Today we will be exploring the newest addition to our exquisite assortment of tea offerings, green tea from Meghalaya, straight from the hills of Shillong.
The establishment of Meghalaya as an autonomous state happened on April 2, 1970, and its recognition as a full-fledged state took place on January 21, 1972.
The state of Meghalaya is one of the seven sisters, a phrase lovingly used to describe the seven states of North-East India. It is located right below the famous tea producing state of Assam (who’s teas we also carry!) and shares a large border with the same.
Meghalaya is undoubtedly a beautiful state and is filled with natural resources like ample rainfall, virgin forests,sunshine, high plateaus, cascading waterfalls, crystal clear rivers and meandering streamlets. Meghalaya is also quickly recognized because it hosts the towns of Cherrapunji and Mawsynram which receive the highest amounts of rainfall in not only in India, but in the entire world.
Nature’s abundance and generosity has given Meghalaya the perfect weather conditions for the growing of tea leaves and thus we can see tea leaves picked from high altitudes in this region as Meghalaya is geographically located in the easter sub-Himalayas.
Meghalaya also has a rich cultural history that the people associate with. However, the most important thing here is to see where our tea comes from in Meghalaya. It comes from an estate called the Lakyrsiew tea garden which is located in Shillong. Shillong is not listed as a mainstream tea producing region considering when other tea plantations were taking the shape they continue to hold today in regions like Assam and Darjeeling during the British rule, the tribes in the Meghalayan region opposed the plantation and large scale cultivation of twa on their land and it is only recently that tea planting and cultivation has started.
The Lakyrsiew tea garden is unique because the tea plantation is small and family owned. They produce beautiful, handcrafted tea along with being environment friendly and having wonderful working conditions. They produce small amounts of high quality tea each year.
Meghalayan Tea & What it tastes like
Lakyrsiew garden’s green teas are an explosion of fruity fragrance with notes of mango, pineapple, and stone fruit. The tea is produced in the traditional Chinese fashion of pan-roasted leaf fresh from the garden. They have the same long finish and lack of astringency as their black tea counterparts, which is uncommon in green teas.
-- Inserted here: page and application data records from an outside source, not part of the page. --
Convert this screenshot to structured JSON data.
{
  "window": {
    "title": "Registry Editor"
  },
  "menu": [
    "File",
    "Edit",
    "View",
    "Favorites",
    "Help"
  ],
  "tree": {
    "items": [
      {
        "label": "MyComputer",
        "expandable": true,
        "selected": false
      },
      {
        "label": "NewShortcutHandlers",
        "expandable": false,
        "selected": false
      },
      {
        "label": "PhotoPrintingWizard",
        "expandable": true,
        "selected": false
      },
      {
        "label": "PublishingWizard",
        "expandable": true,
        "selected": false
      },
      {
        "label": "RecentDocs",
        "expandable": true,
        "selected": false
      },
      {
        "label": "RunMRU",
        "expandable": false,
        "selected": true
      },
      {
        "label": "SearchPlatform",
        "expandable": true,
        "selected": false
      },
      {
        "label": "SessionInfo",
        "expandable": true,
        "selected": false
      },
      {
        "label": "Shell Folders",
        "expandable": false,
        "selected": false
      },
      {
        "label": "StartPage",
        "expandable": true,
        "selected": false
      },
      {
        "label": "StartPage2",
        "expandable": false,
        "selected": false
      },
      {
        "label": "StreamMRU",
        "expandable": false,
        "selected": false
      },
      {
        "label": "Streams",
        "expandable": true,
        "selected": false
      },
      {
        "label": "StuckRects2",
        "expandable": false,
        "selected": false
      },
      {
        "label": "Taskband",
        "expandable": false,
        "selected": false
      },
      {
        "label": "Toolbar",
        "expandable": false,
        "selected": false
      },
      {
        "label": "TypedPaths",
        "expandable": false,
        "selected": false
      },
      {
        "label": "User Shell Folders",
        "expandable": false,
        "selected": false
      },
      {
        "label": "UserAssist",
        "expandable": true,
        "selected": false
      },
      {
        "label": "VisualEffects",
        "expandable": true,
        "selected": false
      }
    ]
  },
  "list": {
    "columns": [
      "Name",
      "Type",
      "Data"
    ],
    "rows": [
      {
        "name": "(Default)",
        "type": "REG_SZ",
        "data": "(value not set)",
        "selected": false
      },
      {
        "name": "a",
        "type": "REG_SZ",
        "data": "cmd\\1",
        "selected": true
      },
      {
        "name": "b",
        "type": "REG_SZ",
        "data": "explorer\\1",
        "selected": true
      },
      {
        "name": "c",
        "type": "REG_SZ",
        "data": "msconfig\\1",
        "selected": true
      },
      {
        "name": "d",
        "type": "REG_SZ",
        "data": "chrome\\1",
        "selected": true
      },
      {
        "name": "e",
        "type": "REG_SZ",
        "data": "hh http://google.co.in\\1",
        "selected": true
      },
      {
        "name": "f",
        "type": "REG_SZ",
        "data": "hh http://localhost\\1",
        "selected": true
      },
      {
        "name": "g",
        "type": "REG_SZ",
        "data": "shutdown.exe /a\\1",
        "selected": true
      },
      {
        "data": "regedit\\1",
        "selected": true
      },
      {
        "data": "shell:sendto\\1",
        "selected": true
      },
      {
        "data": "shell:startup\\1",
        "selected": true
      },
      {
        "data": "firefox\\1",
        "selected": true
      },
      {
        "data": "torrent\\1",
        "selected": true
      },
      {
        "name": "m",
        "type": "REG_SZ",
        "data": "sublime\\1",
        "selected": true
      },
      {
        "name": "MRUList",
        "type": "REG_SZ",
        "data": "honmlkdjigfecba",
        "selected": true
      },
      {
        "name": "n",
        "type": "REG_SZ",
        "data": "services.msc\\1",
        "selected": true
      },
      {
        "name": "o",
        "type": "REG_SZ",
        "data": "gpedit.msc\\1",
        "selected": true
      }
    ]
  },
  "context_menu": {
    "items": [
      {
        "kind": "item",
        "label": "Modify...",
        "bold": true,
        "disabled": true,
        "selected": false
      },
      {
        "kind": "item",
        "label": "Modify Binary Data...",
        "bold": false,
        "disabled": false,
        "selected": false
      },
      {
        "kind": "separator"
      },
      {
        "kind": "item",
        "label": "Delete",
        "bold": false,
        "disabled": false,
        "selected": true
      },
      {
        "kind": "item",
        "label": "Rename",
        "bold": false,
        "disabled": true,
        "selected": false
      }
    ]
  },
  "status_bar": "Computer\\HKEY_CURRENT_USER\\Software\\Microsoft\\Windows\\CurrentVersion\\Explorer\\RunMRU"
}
Lakyrsiew's green teas are fresh and fragrant. They also pair very well with wine and are great drinks to have some food with!
For Lakyrsiew teas to reveal themselves at their best a few small precautions are necessary. First, the water, which should always be fresh and of good filtered or bottled quality. Green teas should be brewed for 4 to 5 minutes at a temperature of 85 degrees, using 12 grams per liter. One should avoid using boiling water as this will ‘burn’ the tea and bring out some undesirable bitterness.
How is it grown
Meghalaya is subject to the monsoon's whims. The atmosphere changes as one ascends in altitude. The Khasi and Jaintia Hills have a distinct and refreshing climate. It is neither too hot in the summer nor too cold in the winter, but the climate is mild and humid over the plains of the Garo Hills, except in the winter. The sky in Meghalaya is usually always cloudy. This rainfall and the geographic patterns make it conducive for tea plantations.
The lakyrsiew plantation itself is located between 1,000 and 1,300 metres above sea level on the southern bank of Umiam Lake. During the monsoon season, the estate receives heavy rains, and it also has its own spring, which provides clean, sweet water all year. During the dry season, the lake's mists shield the garden from drought. Contour planting on Lakyrsiew's steep slopes, along with organic cultivation methods, enriches the soil and produces a delicate tea of exceptional quality.
The tea leaves are harvested and plucked according to flushes, at the beginning and end of Spring, in Summer and then in the Monsoon season.